> [WORK TO BE COMPLETED] Find the string "values" in the entries and copy each line that has it.
· · ·
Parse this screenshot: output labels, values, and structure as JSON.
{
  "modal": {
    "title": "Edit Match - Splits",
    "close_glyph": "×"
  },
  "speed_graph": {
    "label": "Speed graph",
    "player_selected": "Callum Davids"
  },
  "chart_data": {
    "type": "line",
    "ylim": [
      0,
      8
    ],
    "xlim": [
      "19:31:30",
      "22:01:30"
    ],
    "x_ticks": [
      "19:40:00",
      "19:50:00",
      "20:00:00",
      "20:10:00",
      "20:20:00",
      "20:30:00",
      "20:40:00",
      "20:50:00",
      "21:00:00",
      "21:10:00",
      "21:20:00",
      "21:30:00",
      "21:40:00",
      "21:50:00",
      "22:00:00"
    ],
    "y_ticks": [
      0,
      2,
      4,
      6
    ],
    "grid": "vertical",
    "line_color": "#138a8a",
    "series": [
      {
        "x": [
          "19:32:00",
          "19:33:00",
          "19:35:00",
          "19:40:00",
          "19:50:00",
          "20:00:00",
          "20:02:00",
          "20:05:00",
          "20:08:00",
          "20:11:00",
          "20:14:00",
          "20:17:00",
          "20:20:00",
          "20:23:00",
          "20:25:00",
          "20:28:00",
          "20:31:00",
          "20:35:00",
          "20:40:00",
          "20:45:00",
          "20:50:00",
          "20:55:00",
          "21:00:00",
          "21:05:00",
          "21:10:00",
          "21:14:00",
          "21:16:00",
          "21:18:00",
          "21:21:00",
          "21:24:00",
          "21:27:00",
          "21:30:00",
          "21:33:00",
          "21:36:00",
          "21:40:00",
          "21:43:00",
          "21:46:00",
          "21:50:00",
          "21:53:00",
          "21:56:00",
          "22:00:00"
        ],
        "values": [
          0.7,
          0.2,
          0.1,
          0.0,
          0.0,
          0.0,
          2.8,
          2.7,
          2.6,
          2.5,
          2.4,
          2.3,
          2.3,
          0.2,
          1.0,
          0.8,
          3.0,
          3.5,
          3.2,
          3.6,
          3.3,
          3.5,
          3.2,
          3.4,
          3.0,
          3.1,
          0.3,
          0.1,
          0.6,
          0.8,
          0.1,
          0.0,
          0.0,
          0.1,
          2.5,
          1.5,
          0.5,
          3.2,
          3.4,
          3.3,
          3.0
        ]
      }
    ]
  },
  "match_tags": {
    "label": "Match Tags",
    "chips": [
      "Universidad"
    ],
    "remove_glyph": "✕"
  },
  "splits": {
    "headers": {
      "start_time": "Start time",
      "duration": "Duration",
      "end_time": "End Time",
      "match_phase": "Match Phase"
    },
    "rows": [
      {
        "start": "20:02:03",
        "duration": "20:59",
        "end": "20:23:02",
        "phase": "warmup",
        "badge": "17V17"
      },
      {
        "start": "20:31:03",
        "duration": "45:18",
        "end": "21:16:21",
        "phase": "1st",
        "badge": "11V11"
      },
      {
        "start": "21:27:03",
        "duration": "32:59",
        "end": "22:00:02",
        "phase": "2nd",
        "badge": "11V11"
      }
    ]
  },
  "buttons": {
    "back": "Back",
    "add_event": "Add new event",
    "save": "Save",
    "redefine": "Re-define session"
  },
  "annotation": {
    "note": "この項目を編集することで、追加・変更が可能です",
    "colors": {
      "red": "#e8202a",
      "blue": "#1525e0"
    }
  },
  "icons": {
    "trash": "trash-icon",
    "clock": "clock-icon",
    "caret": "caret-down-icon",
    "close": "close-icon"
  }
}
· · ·
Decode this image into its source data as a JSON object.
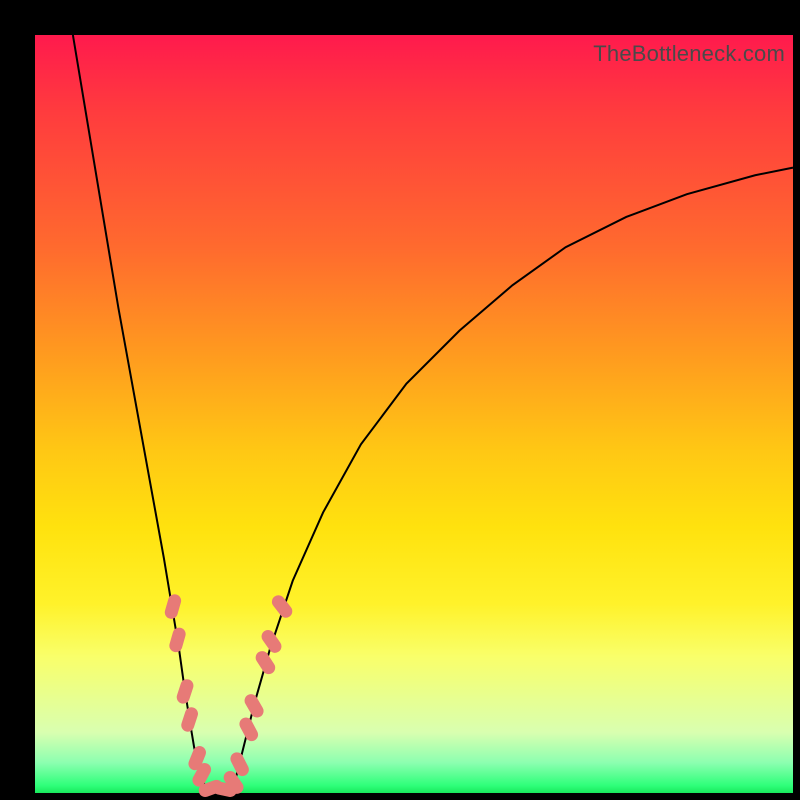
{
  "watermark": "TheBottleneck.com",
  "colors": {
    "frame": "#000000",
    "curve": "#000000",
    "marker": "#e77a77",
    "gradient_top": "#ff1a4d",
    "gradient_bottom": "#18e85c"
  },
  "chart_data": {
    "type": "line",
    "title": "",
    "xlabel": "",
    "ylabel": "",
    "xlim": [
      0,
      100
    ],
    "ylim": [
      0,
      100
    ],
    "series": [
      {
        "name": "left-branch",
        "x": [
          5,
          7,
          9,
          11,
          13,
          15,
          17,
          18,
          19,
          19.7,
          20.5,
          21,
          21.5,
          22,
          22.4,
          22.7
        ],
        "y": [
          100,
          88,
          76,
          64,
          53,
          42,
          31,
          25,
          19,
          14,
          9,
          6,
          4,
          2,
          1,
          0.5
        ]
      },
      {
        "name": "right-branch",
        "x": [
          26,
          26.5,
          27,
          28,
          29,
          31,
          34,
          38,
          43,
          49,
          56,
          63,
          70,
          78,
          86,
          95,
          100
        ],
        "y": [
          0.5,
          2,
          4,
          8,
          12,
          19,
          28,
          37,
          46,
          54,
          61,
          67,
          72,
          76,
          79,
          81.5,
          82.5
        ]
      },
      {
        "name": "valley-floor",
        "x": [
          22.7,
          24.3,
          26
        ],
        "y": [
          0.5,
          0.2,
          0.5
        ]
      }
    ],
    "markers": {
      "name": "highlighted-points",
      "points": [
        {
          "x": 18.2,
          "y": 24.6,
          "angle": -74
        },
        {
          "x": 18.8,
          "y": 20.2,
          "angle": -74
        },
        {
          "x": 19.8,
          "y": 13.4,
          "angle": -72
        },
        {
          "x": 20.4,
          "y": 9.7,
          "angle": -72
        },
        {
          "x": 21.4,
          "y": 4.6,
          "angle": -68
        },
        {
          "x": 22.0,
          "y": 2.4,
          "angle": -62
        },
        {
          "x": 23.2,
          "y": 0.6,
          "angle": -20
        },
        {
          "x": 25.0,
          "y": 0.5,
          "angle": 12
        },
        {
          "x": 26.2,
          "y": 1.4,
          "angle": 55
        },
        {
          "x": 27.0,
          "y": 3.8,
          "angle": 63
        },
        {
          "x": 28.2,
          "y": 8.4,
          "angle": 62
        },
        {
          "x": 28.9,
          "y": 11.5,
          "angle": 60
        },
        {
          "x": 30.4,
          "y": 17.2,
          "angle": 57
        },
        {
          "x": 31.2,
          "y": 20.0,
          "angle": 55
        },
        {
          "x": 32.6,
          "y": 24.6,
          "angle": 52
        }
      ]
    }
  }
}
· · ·
> [REPLY TO THE TASK]
Parse this screenshot: output labels, values, and structure as JSON.
        "values": [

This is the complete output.